Please copy out each line of the entries in which "flag" appears.

----- Task inputs -----

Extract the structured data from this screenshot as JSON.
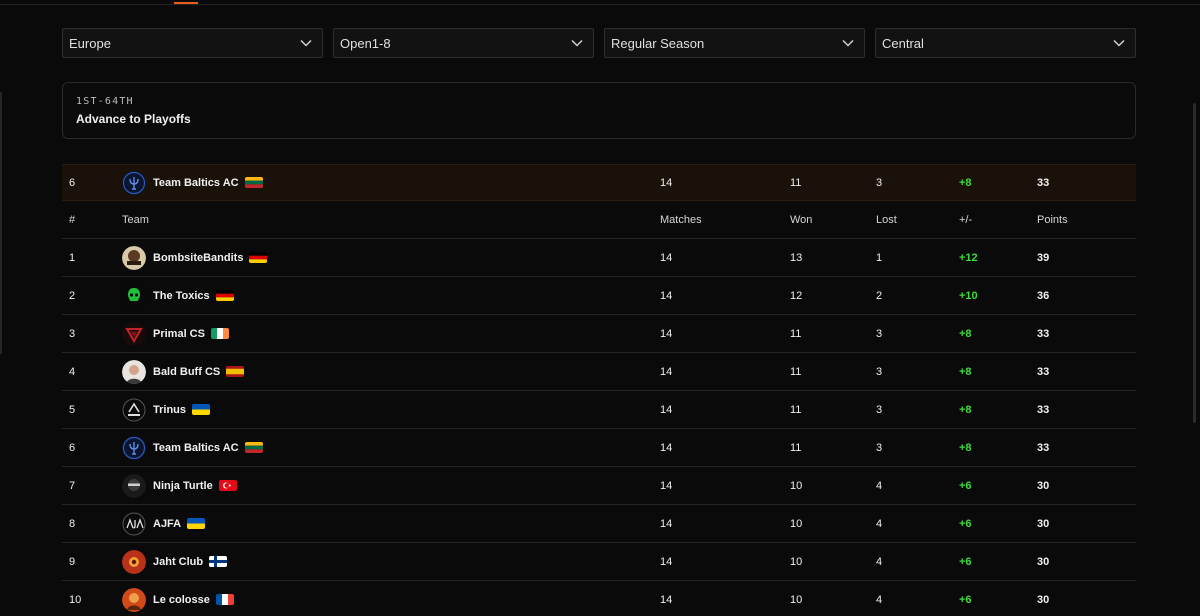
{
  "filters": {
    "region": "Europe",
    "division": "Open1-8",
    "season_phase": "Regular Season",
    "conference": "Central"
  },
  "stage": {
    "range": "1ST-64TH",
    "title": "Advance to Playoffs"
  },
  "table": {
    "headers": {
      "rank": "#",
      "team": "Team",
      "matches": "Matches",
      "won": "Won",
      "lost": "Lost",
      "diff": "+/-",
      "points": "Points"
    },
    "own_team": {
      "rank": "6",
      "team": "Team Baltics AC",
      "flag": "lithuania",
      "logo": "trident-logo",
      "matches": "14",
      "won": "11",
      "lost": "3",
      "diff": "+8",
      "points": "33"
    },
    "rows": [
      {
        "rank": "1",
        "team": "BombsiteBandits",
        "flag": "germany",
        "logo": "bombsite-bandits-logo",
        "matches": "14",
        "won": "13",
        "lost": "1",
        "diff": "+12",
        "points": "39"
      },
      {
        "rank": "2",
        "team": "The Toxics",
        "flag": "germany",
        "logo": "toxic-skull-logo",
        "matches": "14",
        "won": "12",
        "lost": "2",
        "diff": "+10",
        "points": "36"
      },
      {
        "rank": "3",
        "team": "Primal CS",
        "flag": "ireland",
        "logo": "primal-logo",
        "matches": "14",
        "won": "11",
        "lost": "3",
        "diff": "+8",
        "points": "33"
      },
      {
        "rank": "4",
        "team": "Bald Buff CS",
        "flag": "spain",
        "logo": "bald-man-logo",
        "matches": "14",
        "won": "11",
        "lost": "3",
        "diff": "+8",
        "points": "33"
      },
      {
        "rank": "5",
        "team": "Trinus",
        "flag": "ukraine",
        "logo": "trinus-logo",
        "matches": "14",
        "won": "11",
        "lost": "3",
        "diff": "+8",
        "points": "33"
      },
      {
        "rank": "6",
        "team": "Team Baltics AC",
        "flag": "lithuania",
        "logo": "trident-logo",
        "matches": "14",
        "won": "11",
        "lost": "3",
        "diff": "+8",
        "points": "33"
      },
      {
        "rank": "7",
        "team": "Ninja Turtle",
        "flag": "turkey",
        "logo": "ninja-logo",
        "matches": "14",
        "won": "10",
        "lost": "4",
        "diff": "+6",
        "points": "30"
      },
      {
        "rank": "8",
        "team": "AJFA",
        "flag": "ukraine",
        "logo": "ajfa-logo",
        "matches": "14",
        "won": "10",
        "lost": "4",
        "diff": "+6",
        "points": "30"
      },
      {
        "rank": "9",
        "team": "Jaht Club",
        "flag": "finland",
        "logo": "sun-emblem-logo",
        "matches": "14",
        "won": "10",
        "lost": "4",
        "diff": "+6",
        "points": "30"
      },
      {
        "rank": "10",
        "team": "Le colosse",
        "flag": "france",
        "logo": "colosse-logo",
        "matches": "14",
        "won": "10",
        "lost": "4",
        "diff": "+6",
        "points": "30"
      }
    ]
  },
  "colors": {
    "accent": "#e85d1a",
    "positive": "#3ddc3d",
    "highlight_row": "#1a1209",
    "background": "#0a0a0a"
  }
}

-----

• [Result of this task]:
      "flag": "lithuania",
        "flag": "germany",
        "flag": "germany",
        "flag": "ireland",
        "flag": "spain",
        "flag": "ukraine",
        "flag": "lithuania",
        "flag": "turkey",
        "flag": "ukraine",
        "flag": "finland",
        "flag": "france",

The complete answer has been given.